1 tablespoon cornstarch
1 tablespoon sugar
1 tablespoon melted butter
To make crust: In a medium bowl, sift together the flour, sugar and salt. Work in the shortening with a pastry blender until the mixture resembles coarse crumbs. In a small bowl, whisk together the egg and cold water. Sprinkle over flour mixture, and work with hands to form dough into a ball. (Don't overwork the dough.) Chill at least 30 minutes.

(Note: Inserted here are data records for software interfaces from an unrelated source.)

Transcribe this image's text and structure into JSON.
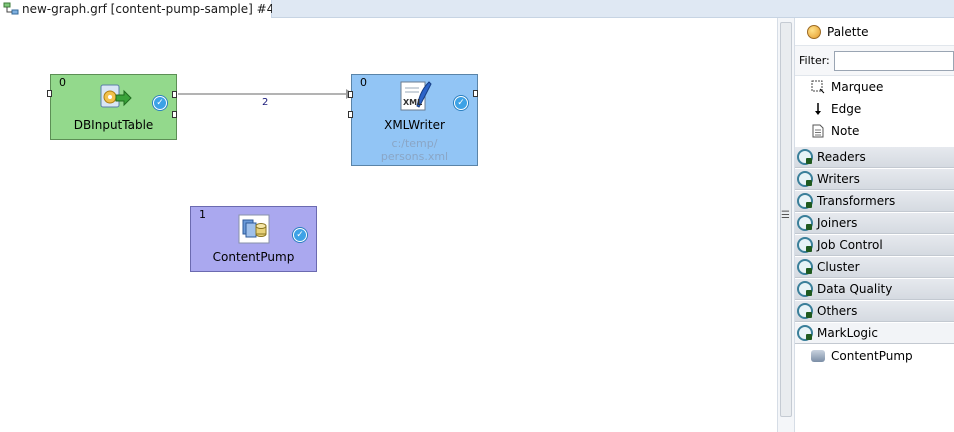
{
  "tab": {
    "label": "new-graph.grf [content-pump-sample] #4",
    "close": "☒"
  },
  "graph": {
    "components": [
      {
        "id": "dbinput",
        "phase": "0",
        "name": "DBInputTable",
        "sub": ""
      },
      {
        "id": "xmlwriter",
        "phase": "0",
        "name": "XMLWriter",
        "sub1": "c:/temp/",
        "sub2": "persons.xml",
        "icon_text": "XML"
      },
      {
        "id": "cpump",
        "phase": "1",
        "name": "ContentPump",
        "sub": ""
      }
    ],
    "edge_label": "2",
    "colors": {
      "dbinput": "#93d98c",
      "xmlwriter": "#92c5f5",
      "cpump": "#aaa8ef"
    }
  },
  "palette": {
    "title": "Palette",
    "filter_label": "Filter:",
    "filter_value": "",
    "tools": [
      {
        "label": "Marquee",
        "icon": "marquee-icon"
      },
      {
        "label": "Edge",
        "icon": "edge-arrow-icon"
      },
      {
        "label": "Note",
        "icon": "note-icon"
      }
    ],
    "drawers": [
      {
        "label": "Readers"
      },
      {
        "label": "Writers"
      },
      {
        "label": "Transformers"
      },
      {
        "label": "Joiners"
      },
      {
        "label": "Job Control"
      },
      {
        "label": "Cluster"
      },
      {
        "label": "Data Quality"
      },
      {
        "label": "Others"
      },
      {
        "label": "MarkLogic"
      }
    ],
    "marklogic_items": [
      {
        "label": "ContentPump",
        "icon": "contentpump-icon"
      }
    ]
  }
}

Preheat oven to 350 degrees. Roll out half of the dough to 1 / 8 -inch thickness (and return the rest of the dough to the refrigerator). Press rolled dough into a 9-inch-by-13-inch-baking pan to cover the bottom and extend about 2 inches up the sides. Bake for 20 minutes, or until golden brown.
For the filling: In a large saucepan, mix the peaches, lemon juice and orange juice. Add butter and cook over medium-low heat until butter is melted. In a mixing bowl, stir together sugar, nutmeg, cinnamon and cornstarch. Take care to remove all lumps, then mix into peaches. Remove from heat. Scoop peaches into baked crust and pour the juices over fruit to distribute evenly.
For the lattice: Roll remaining dough to a 1 / 4 -inch thickness. Cut into 1 / 2 -inch-wide strips. Place half the strips on the diagonal over peaches, facing the same way; place remaining strips over the first group, diagonally, in the opposite direction. Sprinkle with sugar and drizzle with melted butter. Bake at 350 degrees for 35 to 40 minutes, or until top crust is golden brown.
Adapted by Baltimore International College chef instructor William Carlile from allrecipes.com
Per serving (based on 18 servings): 349 calories, 3 grams protein, 17 grams fat, 8 grams saturated fat, 47 grams carbohydrate, 2 grams fiber, 27 milligrams cholesterol, 134 milligrams sodium